------ Extracted entries

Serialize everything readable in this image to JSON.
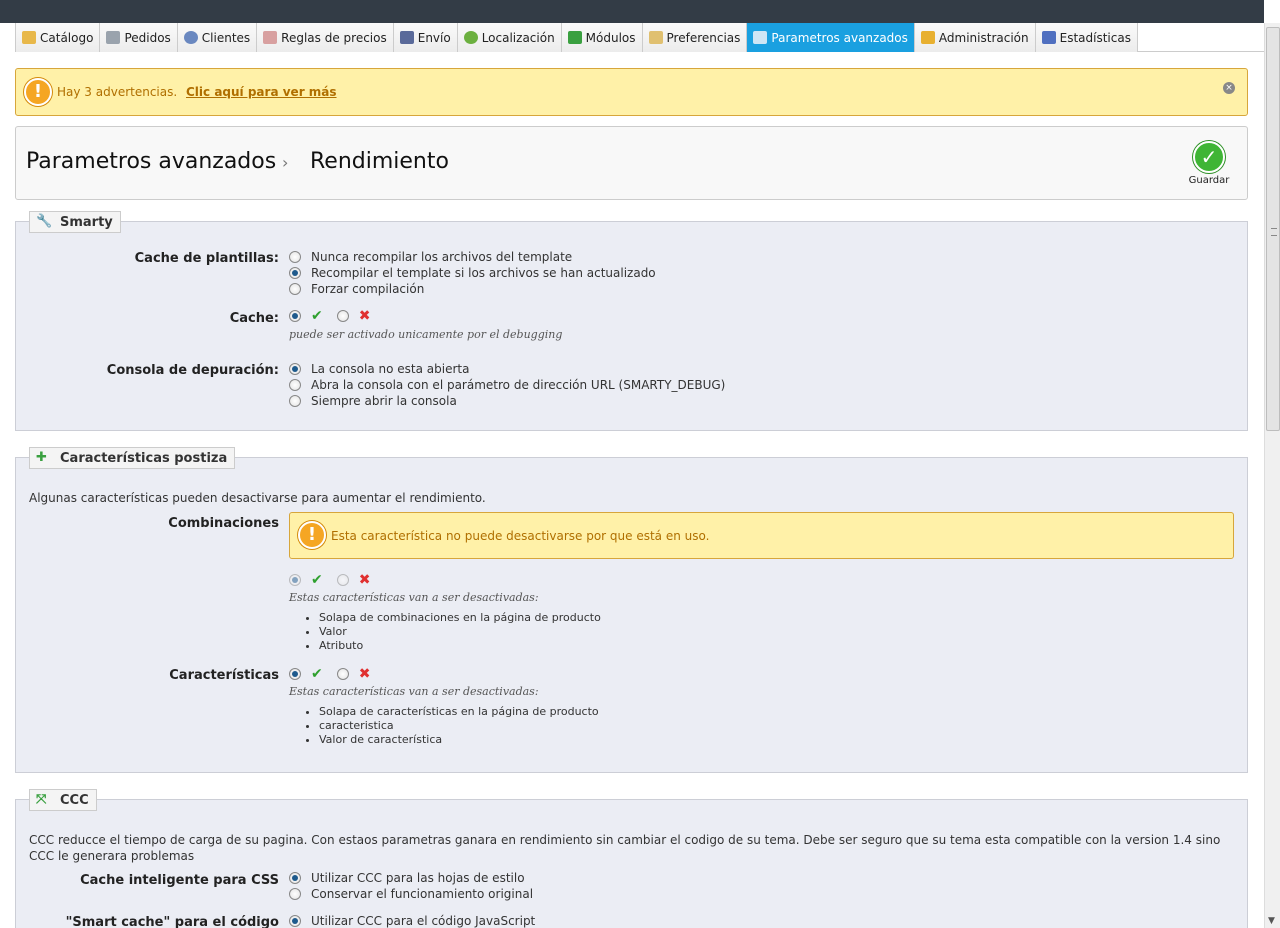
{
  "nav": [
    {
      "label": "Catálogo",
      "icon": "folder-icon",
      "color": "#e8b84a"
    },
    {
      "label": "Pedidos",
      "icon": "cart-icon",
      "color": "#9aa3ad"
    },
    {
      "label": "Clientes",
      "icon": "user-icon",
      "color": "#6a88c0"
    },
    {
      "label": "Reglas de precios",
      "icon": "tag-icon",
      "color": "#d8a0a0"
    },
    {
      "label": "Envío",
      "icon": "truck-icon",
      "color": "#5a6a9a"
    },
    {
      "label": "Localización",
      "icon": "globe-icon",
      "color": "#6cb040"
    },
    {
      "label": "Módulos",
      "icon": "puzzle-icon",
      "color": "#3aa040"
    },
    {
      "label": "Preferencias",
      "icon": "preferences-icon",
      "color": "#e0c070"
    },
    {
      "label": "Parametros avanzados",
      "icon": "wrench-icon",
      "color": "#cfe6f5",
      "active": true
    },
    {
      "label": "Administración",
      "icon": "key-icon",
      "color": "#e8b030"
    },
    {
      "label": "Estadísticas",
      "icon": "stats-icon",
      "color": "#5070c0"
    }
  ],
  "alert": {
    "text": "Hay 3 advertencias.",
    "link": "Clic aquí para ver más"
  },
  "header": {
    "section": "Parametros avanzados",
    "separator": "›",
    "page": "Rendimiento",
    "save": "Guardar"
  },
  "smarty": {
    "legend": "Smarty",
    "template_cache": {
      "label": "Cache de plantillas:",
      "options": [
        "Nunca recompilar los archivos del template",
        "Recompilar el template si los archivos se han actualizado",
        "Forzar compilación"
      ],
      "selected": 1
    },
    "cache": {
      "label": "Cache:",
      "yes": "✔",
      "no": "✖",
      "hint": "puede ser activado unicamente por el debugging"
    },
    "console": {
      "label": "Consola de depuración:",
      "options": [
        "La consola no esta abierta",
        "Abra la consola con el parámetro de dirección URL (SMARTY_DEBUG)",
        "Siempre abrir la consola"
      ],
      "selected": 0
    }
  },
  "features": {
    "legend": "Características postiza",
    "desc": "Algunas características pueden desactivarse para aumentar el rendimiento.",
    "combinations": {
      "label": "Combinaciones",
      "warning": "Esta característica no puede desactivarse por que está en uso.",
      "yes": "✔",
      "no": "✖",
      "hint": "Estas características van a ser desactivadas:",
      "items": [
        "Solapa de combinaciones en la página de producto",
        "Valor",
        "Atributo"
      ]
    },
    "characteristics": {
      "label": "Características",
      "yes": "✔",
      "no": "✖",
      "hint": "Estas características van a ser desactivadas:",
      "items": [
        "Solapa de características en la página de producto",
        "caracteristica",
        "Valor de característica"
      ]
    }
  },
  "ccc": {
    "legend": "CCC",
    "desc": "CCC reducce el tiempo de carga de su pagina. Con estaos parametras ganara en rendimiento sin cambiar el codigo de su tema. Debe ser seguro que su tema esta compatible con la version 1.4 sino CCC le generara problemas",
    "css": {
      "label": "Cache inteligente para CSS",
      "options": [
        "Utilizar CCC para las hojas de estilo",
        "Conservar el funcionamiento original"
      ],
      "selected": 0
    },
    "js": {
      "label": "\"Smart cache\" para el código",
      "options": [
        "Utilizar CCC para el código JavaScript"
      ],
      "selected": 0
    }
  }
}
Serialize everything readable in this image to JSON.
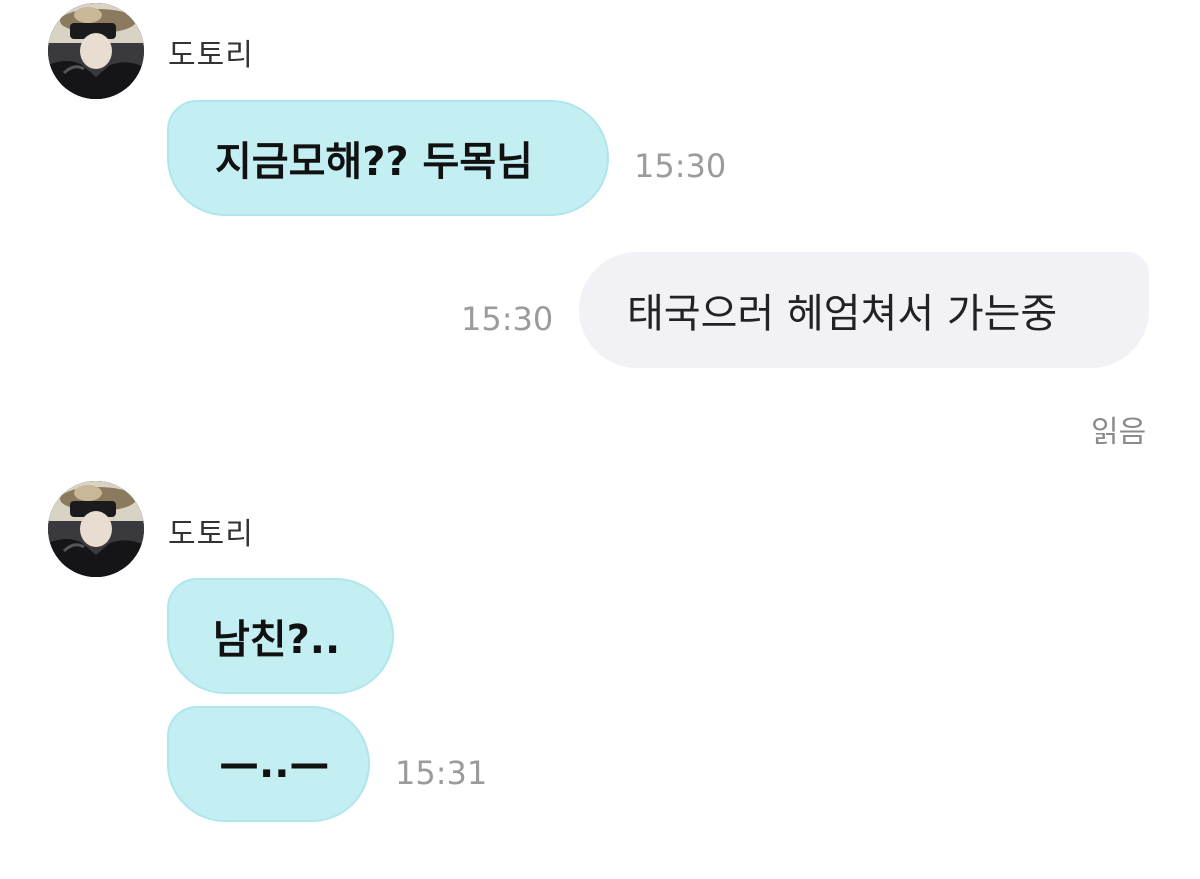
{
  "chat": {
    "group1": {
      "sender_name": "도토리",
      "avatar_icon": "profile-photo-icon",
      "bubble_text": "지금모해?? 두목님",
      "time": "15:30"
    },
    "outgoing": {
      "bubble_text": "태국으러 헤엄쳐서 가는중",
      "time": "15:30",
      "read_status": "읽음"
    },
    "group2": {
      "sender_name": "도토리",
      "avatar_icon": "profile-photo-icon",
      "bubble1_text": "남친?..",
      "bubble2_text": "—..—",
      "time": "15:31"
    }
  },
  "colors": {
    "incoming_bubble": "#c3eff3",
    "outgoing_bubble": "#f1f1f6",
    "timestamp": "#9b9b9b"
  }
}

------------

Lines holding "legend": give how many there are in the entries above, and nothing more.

3